Subject to two qualifications, the Ministry of Defence accepts the board's findings. The Ministry considers that the board's observation on the lack of protection for the stocks in building B1, pending their transfer to the new building, does not take sufficient account of the steps which were taken after the 1983 fire to reduce the level of stocks in the building and to improve the fire protection
Column 760arrangements. The Ministry also considers that the board's view that insufficient information was given to allay public concern about possible health hazards disregards both the assurances given in public statements at the time of the fire and its aftermath and the steps taken to keep the local authorities informed.
The board of inquiry made 25 recommendations to deal with these aspects. They cover changes in policy and practice for the control of hazardous stores, handling of emergencies, public information, health and safety responsibilities, security and training. Its main recommendation is that funds should be made available as a matter of urgency to provide storage buildings with the proper level of fire-protection appropriate to the risk and that there should be an examination of the most practical way of protecting stocks while this work is being carried out.
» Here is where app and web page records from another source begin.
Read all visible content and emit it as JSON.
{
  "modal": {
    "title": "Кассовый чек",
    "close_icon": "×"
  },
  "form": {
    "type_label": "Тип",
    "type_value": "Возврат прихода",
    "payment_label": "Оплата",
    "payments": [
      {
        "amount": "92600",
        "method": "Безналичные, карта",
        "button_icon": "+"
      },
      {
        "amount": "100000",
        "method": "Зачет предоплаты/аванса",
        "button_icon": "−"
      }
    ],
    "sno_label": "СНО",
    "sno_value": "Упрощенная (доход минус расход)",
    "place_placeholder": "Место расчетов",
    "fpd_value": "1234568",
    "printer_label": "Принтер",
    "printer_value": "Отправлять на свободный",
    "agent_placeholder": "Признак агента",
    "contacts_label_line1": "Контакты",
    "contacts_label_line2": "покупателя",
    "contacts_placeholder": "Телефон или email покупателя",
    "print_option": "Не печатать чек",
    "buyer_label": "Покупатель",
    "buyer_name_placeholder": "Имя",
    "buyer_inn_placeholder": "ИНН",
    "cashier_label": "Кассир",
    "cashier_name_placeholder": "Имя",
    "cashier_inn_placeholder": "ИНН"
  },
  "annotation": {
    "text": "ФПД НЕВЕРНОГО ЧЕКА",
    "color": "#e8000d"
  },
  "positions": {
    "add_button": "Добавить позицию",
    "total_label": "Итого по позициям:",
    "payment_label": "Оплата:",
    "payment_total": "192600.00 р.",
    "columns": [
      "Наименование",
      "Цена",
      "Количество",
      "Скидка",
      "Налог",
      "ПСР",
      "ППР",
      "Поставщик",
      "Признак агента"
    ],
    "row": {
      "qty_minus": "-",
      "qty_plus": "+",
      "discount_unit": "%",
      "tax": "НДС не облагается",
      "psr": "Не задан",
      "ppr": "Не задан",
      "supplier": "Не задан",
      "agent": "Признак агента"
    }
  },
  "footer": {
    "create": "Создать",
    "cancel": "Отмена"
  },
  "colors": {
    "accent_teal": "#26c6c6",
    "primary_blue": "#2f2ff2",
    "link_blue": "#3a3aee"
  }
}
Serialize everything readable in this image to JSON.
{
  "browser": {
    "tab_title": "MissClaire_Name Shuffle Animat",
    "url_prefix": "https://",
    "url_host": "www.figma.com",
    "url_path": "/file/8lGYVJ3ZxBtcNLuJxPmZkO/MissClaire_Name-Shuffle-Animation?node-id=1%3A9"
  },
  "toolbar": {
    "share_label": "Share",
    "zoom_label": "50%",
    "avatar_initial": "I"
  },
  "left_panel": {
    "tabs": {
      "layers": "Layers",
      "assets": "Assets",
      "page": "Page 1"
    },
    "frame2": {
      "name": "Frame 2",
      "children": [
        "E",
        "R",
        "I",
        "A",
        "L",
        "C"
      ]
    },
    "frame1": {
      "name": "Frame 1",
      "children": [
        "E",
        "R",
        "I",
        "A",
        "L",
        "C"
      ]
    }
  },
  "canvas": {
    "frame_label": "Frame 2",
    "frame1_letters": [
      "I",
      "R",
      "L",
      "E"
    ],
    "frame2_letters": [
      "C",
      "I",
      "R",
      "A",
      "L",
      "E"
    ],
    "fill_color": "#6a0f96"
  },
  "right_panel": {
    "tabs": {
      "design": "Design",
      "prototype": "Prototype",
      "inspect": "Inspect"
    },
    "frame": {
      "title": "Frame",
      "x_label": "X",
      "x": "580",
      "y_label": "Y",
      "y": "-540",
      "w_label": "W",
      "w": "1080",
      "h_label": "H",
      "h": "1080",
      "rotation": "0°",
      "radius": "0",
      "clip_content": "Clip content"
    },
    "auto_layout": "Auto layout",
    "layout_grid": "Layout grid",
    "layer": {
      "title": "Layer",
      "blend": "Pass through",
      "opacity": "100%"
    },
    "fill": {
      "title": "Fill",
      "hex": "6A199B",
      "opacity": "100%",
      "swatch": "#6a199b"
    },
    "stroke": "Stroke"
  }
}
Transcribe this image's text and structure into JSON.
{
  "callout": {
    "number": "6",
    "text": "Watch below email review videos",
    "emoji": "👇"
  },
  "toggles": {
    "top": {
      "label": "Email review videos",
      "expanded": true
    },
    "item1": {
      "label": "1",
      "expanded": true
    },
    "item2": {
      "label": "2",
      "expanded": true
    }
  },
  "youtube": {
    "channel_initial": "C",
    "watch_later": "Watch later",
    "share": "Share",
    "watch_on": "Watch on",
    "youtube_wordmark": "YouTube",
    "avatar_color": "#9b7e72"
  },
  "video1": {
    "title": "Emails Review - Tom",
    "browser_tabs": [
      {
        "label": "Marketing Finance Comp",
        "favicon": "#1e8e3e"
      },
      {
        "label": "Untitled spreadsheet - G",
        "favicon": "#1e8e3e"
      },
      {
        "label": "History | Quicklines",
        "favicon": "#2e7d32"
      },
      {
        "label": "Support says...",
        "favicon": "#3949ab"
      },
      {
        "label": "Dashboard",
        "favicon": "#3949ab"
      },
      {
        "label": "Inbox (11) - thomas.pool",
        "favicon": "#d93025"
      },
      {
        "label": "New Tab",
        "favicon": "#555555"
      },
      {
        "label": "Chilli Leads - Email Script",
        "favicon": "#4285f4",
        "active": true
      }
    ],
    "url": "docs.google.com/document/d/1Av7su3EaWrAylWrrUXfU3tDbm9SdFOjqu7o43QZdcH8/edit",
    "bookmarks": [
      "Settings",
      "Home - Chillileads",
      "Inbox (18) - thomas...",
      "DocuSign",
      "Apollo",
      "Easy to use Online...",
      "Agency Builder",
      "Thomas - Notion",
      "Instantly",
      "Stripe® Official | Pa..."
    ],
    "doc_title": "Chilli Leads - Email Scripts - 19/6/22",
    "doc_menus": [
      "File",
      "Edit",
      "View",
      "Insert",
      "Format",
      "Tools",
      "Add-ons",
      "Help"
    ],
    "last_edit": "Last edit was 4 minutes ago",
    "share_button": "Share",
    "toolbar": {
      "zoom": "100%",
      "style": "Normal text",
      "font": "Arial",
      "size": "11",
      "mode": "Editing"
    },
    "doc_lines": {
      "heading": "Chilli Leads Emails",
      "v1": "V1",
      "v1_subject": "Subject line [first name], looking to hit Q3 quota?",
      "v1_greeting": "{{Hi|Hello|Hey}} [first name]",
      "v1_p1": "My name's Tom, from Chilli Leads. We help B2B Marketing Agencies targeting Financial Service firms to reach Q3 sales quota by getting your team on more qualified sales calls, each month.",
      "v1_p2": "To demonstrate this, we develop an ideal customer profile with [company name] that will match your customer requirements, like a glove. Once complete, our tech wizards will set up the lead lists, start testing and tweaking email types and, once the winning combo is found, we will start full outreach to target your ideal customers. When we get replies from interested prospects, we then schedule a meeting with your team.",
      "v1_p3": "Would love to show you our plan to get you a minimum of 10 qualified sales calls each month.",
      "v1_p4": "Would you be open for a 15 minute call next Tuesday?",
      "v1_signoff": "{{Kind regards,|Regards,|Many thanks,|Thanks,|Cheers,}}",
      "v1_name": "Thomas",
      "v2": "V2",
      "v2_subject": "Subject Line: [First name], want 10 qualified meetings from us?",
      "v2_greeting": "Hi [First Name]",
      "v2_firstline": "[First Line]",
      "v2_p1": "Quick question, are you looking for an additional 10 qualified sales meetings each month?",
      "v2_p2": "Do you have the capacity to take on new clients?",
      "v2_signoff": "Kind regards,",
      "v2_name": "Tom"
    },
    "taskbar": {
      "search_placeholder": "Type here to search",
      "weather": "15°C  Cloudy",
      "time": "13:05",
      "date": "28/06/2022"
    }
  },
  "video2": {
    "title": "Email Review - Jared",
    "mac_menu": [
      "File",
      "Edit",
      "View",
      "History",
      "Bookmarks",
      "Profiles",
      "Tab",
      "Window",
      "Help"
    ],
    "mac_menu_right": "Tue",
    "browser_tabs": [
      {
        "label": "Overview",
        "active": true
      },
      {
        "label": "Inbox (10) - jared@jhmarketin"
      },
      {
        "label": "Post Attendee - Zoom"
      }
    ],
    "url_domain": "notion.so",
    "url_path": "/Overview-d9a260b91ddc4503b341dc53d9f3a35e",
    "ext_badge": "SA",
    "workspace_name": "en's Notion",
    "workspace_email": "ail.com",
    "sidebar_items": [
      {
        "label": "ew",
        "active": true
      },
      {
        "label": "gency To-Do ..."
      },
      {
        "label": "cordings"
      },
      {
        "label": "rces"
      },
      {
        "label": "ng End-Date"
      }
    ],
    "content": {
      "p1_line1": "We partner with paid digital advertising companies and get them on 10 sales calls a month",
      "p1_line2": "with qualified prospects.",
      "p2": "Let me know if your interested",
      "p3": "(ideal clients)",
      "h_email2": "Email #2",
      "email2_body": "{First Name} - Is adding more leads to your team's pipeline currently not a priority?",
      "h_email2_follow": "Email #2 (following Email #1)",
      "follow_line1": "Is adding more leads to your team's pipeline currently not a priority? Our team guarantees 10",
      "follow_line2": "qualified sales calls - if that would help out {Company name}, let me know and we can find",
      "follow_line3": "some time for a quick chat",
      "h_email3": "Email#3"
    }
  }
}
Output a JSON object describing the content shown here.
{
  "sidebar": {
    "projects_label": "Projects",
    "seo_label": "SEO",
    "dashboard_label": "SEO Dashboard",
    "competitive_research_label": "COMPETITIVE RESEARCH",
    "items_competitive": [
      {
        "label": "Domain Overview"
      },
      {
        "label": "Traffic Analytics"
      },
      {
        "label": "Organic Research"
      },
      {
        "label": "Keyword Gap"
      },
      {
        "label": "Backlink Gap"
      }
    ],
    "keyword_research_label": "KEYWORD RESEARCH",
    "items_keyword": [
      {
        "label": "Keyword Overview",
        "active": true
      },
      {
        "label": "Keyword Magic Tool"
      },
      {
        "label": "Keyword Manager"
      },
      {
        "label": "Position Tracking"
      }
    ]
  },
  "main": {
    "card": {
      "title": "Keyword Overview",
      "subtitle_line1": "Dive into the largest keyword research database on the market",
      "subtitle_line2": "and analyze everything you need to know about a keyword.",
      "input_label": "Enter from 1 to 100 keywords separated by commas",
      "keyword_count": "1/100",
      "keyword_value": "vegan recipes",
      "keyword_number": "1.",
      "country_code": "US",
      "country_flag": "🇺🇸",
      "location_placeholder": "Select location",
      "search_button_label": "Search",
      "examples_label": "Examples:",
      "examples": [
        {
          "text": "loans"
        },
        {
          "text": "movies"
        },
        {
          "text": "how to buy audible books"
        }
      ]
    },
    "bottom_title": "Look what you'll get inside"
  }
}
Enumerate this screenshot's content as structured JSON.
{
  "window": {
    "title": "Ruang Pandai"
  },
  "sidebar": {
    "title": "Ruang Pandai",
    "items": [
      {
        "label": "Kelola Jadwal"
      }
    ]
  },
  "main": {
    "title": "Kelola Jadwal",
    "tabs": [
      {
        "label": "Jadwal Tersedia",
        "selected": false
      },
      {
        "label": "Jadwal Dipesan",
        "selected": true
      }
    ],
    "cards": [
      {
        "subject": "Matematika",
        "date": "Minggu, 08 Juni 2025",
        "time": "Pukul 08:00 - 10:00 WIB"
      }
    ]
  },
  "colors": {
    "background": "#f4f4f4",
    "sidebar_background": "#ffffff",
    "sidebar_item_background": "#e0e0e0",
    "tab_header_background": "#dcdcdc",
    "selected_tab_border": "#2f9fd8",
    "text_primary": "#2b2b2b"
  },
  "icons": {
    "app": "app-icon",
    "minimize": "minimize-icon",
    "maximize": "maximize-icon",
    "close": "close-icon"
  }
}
In general the Ministry of Defence accepts the board's recommendations and is taking the necessary follow-up action. Some of the recommendations have already been or are being put into effect. Others require further consideration before final conclusions can be reached about how they should be implemented and this is proceeding as quickly as possible. As regards the board's main recommendation, all storage buildings need to be surveyed in order to assess what fire-protection measures are needed and to determine priorities. In view of the large number of buildings and the scale of work involved, the whole programme will need to be phased over several years, but the aim will be to complete it as soon as practical. Ways of providing protection against fire during this period are being considered.
Ms. Gordon : To ask the Secretary of State for the Home Department how many research contracts or agreements the forensic science service has currently placed with United Kingdom universities and other institutions of higher education ; what is their total worth ; and if he will list them.
Research Organisation |Nature of Research |Contract (£) ------------------------------------------------------------------------------------------------------------------------------------------------ Loughborough |High performance liquid |23,300 University |chromatography Hull University |High sensitivity detection of drugs|10,710 |by chemiluminescence Manchester |ABO grouping of bloodstains by |19,785 University |an automated process Aston University |Expert systems to assess forensic |14,025 |evidence Swansea |Flake powders for fingerprint |74,650 University |applications Scottish College of |Colour coding of individual textile|20,122 Textiles |fibres Keele University |Motor vehicle paint sample |13,986 |collections Queen's University |Improved reagents for detecting |45,522 Belfast |fingerprints St. George's |Tablet and capsule identification |12,000 Hospital Medical |system School |---- |234,100
(2) how long it will take to process the naturalisation applications which have been outstanding for more than one year.
Mr. Renton : Applications for naturalisation currently being processed span a wide spread of dates but the average time taken to complete such applications in January 1989 was 21 months. It is not possible to give a reliable forecast of how long naturalisation applications which have been outstanding for more than one year will take to complete.